» **Task item**
From the entries below, copy every line where the string "JSON" appears.

Data records:
———

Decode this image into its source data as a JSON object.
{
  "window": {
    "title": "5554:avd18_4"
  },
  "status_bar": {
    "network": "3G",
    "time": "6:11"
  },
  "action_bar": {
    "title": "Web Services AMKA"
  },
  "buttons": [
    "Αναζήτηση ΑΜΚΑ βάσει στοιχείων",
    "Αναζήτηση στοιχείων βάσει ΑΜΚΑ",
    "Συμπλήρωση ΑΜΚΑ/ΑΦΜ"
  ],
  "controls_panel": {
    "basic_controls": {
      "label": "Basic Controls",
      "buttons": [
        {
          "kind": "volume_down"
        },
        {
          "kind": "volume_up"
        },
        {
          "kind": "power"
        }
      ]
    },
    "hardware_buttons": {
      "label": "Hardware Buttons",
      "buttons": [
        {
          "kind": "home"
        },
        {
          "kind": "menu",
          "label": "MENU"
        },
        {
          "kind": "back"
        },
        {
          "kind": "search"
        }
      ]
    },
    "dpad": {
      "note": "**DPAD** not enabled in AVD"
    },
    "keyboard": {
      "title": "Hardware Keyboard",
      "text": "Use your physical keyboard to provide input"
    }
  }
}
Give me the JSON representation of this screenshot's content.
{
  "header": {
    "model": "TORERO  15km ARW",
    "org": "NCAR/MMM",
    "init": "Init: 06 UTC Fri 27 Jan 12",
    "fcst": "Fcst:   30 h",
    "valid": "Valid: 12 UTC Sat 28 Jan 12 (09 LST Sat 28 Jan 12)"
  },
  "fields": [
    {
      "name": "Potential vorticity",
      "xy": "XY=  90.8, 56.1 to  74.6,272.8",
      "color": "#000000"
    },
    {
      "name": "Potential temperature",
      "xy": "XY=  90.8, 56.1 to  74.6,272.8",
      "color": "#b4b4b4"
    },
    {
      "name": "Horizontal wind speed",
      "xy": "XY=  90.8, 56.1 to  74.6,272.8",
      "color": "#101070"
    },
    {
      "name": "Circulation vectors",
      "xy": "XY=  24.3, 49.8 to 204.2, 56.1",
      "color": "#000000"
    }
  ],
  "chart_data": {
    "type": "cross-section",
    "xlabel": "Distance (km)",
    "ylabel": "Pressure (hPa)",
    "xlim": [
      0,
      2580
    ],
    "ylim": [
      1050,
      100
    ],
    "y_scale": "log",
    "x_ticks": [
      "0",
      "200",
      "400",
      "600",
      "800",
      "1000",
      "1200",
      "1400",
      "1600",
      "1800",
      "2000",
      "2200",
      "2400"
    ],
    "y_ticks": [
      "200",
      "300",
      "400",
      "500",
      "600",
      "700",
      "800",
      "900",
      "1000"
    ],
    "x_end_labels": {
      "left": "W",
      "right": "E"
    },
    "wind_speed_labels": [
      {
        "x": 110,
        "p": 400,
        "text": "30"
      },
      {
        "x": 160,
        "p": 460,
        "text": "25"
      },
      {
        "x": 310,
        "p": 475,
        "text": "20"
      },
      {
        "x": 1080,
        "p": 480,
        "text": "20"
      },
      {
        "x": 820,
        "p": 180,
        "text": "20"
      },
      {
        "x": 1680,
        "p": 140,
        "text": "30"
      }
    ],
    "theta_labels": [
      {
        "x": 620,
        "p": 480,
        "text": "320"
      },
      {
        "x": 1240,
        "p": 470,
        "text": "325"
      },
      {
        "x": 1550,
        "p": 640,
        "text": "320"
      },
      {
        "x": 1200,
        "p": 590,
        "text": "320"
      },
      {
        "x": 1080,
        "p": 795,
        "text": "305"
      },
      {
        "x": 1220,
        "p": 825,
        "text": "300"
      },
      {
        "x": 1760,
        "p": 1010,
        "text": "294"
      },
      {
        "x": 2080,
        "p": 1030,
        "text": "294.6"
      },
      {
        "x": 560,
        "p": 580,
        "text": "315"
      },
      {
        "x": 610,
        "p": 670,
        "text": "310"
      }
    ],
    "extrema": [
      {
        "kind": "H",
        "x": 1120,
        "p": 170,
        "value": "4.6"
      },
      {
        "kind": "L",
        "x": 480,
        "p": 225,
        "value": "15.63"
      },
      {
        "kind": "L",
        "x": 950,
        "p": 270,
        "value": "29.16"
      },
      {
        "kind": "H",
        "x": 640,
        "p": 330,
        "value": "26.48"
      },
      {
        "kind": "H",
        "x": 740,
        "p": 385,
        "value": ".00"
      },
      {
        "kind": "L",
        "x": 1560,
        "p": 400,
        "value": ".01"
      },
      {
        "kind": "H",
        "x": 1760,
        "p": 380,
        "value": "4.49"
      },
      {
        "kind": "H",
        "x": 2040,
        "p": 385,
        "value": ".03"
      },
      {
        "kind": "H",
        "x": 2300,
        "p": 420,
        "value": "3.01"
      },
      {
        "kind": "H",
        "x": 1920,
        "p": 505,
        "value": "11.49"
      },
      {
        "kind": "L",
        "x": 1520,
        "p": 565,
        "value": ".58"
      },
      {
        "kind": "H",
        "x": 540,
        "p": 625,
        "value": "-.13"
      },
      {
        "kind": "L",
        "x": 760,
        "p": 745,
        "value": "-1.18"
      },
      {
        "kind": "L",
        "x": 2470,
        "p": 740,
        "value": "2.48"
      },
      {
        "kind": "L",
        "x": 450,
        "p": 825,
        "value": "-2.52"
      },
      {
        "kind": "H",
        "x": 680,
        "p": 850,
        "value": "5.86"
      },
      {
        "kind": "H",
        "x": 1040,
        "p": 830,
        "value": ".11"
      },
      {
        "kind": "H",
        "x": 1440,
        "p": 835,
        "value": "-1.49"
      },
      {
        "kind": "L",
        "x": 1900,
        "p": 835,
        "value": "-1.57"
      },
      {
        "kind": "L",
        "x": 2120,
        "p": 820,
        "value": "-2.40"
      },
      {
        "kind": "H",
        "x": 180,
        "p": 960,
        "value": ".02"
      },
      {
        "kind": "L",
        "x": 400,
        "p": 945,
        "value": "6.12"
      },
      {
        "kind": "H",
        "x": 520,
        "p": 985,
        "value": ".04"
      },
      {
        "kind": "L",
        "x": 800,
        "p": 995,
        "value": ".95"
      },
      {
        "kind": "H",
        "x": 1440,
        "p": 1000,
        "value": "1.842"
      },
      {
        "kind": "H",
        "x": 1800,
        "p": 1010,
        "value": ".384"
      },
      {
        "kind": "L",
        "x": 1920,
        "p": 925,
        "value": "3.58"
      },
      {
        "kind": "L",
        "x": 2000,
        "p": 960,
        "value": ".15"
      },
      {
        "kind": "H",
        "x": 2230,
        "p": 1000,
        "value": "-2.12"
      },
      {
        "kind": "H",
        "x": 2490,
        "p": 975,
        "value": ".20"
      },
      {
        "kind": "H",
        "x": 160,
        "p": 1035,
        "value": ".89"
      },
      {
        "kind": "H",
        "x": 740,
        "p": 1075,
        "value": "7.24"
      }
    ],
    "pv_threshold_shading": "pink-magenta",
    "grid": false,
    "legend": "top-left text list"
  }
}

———

» **Expected answer**
Decode this image into its source data as a JSON object.
Give me the JSON representation of this screenshot's content.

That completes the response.